• [PROBLEM STATEMENT]: Give the number of lines in the records below that include "name". Reply with that number alone.

• [DATASET RECORDS]:
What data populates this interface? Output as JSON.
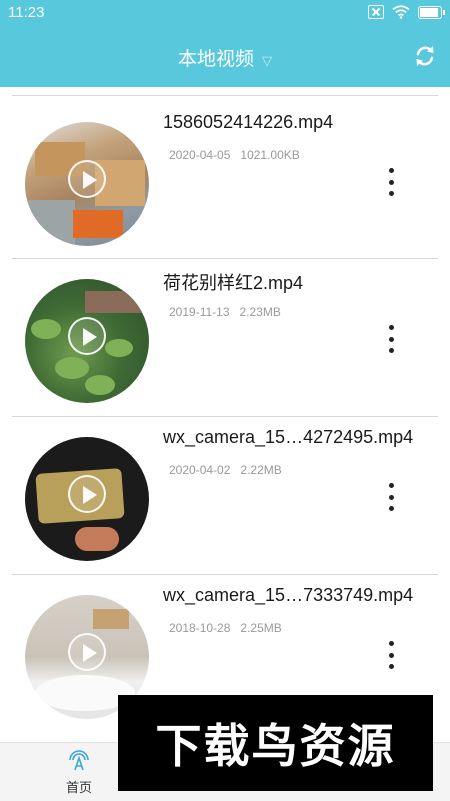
{
  "status_bar": {
    "time": "11:23"
  },
  "header": {
    "title": "本地视频"
  },
  "videos": [
    {
      "name": "1586052414226.mp4",
      "date": "2020-04-05",
      "size": "1021.00KB"
    },
    {
      "name": "荷花别样红2.mp4",
      "date": "2019-11-13",
      "size": "2.23MB"
    },
    {
      "name": "wx_camera_15…4272495.mp4",
      "date": "2020-04-02",
      "size": "2.22MB"
    },
    {
      "name": "wx_camera_15…7333749.mp4",
      "date": "2018-10-28",
      "size": "2.25MB"
    }
  ],
  "tabbar": {
    "home_label": "首页",
    "active_color": "#3aa6d8"
  },
  "watermark": {
    "text": "下载鸟资源"
  },
  "colors": {
    "header_bg": "#58c8dc",
    "text_secondary": "#9a9a9a"
  }
}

• [EXERCISE SOLUTION]: 4